## EXERCISE AIM
For any picture in the lines below, please leave it out and copy the rest exactly.

═══ SUPPLIED RECORDS

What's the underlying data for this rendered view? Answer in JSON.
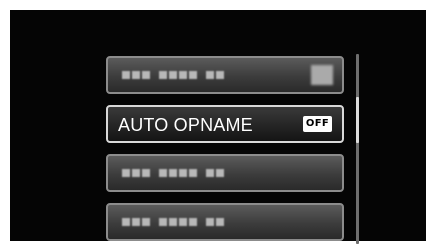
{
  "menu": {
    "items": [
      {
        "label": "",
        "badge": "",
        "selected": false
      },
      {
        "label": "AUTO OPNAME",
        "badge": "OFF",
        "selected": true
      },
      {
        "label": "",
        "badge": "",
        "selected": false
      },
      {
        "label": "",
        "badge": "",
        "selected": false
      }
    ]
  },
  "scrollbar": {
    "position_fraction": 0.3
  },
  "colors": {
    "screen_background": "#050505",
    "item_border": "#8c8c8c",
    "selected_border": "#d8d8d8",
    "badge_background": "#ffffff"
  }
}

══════

## RESPONSE BELOW
What's the underlying data for this rendered view? Answer in JSON.
{
  "menu": {
    "items": [
      {
        "label": "",
        "badge": "",
        "selected": false
      },
      {
        "label": "AUTO OPNAME",
        "badge": "OFF",
        "selected": true
      },
      {
        "label": "",
        "badge": "",
        "selected": false
      },
      {
        "label": "",
        "badge": "",
        "selected": false
      }
    ]
  },
  "scrollbar": {
    "position_fraction": 0.3
  },
  "colors": {
    "screen_background": "#050505",
    "item_border": "#8c8c8c",
    "selected_border": "#d8d8d8",
    "badge_background": "#ffffff"
  }
}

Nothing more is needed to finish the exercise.